Audio spatialization uses speakers to create the illusion that call attendees have different locations spatially. This allows you to use the audio sense you already have, that you normally use in conversation, to isolate who you’re talking to, and to associate a location in space with a particular individual... In a conference where there are multiple voices coming out of multiple speakers, it becomes important to eliminate the echoes that might naturally occur.
Microsoft has posted a video demonstrating its Situated Interaction project, which the company says "aims to enable a new generation of interactive systems that can reason about their surroundings and embed interaction deeply into the natural flow of everyday tasks, activities, and collaborations."
To show off the technology in a possible real-world application, researcher Dan Bohus introduces a virtual receptionist he says is capable of free-flowing conversation. In the video, a realistic looking woman appears on screen and immediately recognizes everyone within view of the camera and tracks their poses, such as whether an individual is facing the screen or looking around elsewhere. Combined with which direction the microphone picks up sounds, the clothes worn by the 'actors,' and other variables, the virtual receptionist is able to figure out which individuals are in a group together.
The demonstration is pretty impressive, marred only by the woman's voice. This undoubtedly will improve over time, but as far as the video goes, we're reminded of the old Dr. Sbaitso program for DOS, a virtual psychiatrist app that came with some Sound Blast soundcards in the early 1990s.
View the video here, then hit the jump and tell us what you think.
Microsoft Research's latest chance to shine is this week's TechFest 2009. Microsoft Research has a long list of innovations, including the Microsoft Surface touch-sensitive interface, the Unwrap Mosaic video editor, the Songsmith music composing utility, Image Composite Editor, and many more.
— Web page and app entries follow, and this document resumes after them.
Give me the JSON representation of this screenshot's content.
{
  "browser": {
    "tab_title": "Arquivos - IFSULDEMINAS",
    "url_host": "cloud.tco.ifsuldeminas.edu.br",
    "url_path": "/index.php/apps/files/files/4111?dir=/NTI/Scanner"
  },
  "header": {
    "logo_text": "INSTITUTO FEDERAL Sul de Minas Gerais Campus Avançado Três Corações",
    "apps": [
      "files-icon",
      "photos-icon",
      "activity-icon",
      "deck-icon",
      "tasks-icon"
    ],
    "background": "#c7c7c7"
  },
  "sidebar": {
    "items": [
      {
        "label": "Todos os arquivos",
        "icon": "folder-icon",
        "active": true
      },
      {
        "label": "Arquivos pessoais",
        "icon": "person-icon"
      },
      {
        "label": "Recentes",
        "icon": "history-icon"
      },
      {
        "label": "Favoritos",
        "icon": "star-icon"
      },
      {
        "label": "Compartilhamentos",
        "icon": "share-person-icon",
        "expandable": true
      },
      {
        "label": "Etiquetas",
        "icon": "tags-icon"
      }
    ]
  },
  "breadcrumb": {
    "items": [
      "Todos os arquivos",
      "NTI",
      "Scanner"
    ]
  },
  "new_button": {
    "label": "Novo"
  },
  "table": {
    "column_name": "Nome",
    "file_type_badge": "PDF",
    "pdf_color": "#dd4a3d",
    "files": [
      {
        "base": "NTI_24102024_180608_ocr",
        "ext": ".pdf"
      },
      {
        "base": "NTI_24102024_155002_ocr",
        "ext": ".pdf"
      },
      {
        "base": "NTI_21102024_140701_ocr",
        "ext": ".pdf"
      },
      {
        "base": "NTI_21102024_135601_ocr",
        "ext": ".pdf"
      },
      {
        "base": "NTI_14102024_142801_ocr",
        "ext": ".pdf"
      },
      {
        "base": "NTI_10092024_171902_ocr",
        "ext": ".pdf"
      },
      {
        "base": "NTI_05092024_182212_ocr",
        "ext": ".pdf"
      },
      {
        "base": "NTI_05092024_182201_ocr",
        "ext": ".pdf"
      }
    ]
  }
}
TechFest serves two purposes: it makes sure that everyone at Microsoft can tap into what's being developed at Microsoft Research, and it acts as a sort of high-tech equivalent to an auto show, demonstrating the concepts that might (or might not) make their way into future products from Redmond.
This year's TechFest features projects as varied as combining multiple cell phone videos to create a high-res version; using digitized books on video DVD to create a high-capacity, low-cost library and school resource for developing countries, and ways to create Augmented Reality, which overlays digital data with real-world information, to name just a few.
So, how important are Microsoft Research projects to Microsoft's future? As Microsoft Research head Rick Rashid sees it, the investment Microsoft makes in research is "really about an investment in survival." What do you think is the coolest concept at this year's TechFest? Join us after the jump and tell us about your favorites.